# What you have to do
From the data below, return each line in which the string "your" is found.

# Study material
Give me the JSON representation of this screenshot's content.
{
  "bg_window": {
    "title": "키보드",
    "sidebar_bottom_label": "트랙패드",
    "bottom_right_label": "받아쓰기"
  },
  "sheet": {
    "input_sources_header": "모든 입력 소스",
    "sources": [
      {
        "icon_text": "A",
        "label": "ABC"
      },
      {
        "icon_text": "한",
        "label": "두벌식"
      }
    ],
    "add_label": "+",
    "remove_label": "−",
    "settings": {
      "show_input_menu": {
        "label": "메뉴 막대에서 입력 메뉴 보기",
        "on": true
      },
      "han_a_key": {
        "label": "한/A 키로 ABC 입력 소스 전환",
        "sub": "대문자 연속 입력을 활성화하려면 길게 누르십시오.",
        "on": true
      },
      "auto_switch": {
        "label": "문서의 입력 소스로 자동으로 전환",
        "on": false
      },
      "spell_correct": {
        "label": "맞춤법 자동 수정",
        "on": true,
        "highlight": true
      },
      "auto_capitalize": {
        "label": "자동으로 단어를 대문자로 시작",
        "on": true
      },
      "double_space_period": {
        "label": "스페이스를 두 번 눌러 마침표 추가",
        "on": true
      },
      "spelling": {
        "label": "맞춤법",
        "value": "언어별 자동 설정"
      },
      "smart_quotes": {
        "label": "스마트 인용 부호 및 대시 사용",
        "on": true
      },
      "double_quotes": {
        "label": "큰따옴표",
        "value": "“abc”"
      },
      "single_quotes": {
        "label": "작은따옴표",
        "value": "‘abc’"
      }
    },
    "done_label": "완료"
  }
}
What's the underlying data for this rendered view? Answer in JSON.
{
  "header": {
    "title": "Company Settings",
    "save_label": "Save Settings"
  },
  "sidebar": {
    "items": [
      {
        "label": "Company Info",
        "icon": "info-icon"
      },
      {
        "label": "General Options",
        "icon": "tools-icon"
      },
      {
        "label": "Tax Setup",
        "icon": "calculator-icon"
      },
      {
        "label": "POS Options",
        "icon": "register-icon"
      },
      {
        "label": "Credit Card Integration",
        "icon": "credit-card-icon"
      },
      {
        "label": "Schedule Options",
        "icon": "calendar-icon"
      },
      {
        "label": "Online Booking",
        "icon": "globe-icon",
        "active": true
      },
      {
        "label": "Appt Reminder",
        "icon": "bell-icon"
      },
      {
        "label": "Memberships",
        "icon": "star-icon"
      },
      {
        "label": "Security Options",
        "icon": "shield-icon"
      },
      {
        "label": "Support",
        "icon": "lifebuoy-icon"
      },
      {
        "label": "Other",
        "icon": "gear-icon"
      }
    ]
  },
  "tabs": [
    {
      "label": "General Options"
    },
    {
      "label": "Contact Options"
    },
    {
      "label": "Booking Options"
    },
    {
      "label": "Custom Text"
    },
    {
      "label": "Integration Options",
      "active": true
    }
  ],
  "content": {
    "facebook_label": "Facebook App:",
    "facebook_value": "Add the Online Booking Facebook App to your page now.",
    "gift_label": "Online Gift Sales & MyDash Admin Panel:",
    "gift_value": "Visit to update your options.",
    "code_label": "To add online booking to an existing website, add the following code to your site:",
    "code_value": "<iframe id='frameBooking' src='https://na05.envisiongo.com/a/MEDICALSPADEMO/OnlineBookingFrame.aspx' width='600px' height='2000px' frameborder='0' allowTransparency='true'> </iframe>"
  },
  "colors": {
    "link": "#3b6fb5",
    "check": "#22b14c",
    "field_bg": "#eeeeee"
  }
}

# Response to the exercise
    "facebook_value": "Add the Online Booking Facebook App to your page now.",
    "gift_value": "Visit to update your options.",
    "code_label": "To add online booking to an existing website, add the following code to your site:",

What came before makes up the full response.